#### Supplied records:
[Start of Attachment]
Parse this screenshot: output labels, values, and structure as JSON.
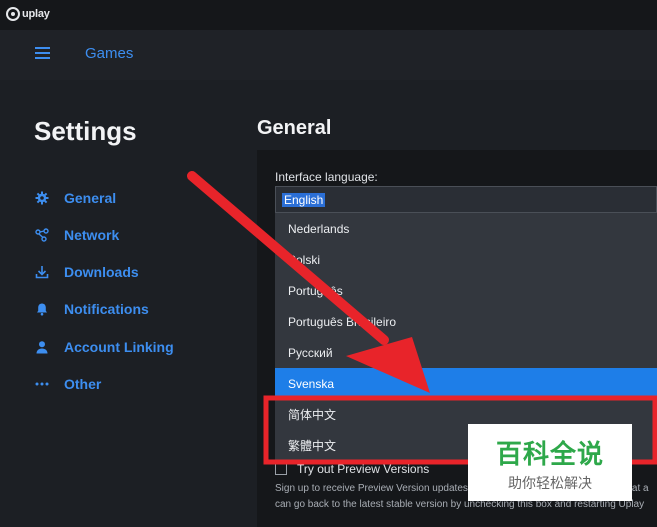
{
  "app": {
    "logo_text": "uplay"
  },
  "topnav": {
    "games_label": "Games"
  },
  "sidebar": {
    "title": "Settings",
    "items": [
      {
        "label": "General",
        "icon": "gear-icon"
      },
      {
        "label": "Network",
        "icon": "network-icon"
      },
      {
        "label": "Downloads",
        "icon": "download-icon"
      },
      {
        "label": "Notifications",
        "icon": "bell-icon"
      },
      {
        "label": "Account Linking",
        "icon": "user-icon"
      },
      {
        "label": "Other",
        "icon": "more-icon"
      }
    ]
  },
  "main": {
    "title": "General",
    "interface_language_label": "Interface language:",
    "selected_language": "English",
    "language_options": [
      {
        "label": "Nederlands",
        "selected": false
      },
      {
        "label": "Polski",
        "selected": false
      },
      {
        "label": "Português",
        "selected": false
      },
      {
        "label": "Português Brasileiro",
        "selected": false
      },
      {
        "label": "Русский",
        "selected": false
      },
      {
        "label": "Svenska",
        "selected": true
      },
      {
        "label": "简体中文",
        "selected": false
      },
      {
        "label": "繁體中文",
        "selected": false
      }
    ],
    "preview_label": "Try out Preview Versions",
    "preview_desc_line1": "Sign up to receive Preview Version updates. You can opt out at any time. Note that a",
    "preview_desc_line2": "can go back to the latest stable version by unchecking this box and restarting Uplay"
  },
  "watermark": {
    "title": "百科全说",
    "subtitle": "助你轻松解决"
  },
  "colors": {
    "accent": "#3d8ef0",
    "selected": "#1e7ee8",
    "annotation_red": "#e8242a",
    "watermark_green": "#2ea84a"
  }
}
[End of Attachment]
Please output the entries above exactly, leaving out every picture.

#### Task answer:
Parse this screenshot: output labels, values, and structure as JSON.
{
  "app": {
    "logo_text": "uplay"
  },
  "topnav": {
    "games_label": "Games"
  },
  "sidebar": {
    "title": "Settings",
    "items": [
      {
        "label": "General",
        "icon": "gear-icon"
      },
      {
        "label": "Network",
        "icon": "network-icon"
      },
      {
        "label": "Downloads",
        "icon": "download-icon"
      },
      {
        "label": "Notifications",
        "icon": "bell-icon"
      },
      {
        "label": "Account Linking",
        "icon": "user-icon"
      },
      {
        "label": "Other",
        "icon": "more-icon"
      }
    ]
  },
  "main": {
    "title": "General",
    "interface_language_label": "Interface language:",
    "selected_language": "English",
    "language_options": [
      {
        "label": "Nederlands",
        "selected": false
      },
      {
        "label": "Polski",
        "selected": false
      },
      {
        "label": "Português",
        "selected": false
      },
      {
        "label": "Português Brasileiro",
        "selected": false
      },
      {
        "label": "Русский",
        "selected": false
      },
      {
        "label": "Svenska",
        "selected": true
      },
      {
        "label": "简体中文",
        "selected": false
      },
      {
        "label": "繁體中文",
        "selected": false
      }
    ],
    "preview_label": "Try out Preview Versions",
    "preview_desc_line1": "Sign up to receive Preview Version updates. You can opt out at any time. Note that a",
    "preview_desc_line2": "can go back to the latest stable version by unchecking this box and restarting Uplay"
  },
  "watermark": {
    "title": "百科全说",
    "subtitle": "助你轻松解决"
  },
  "colors": {
    "accent": "#3d8ef0",
    "selected": "#1e7ee8",
    "annotation_red": "#e8242a",
    "watermark_green": "#2ea84a"
  }
}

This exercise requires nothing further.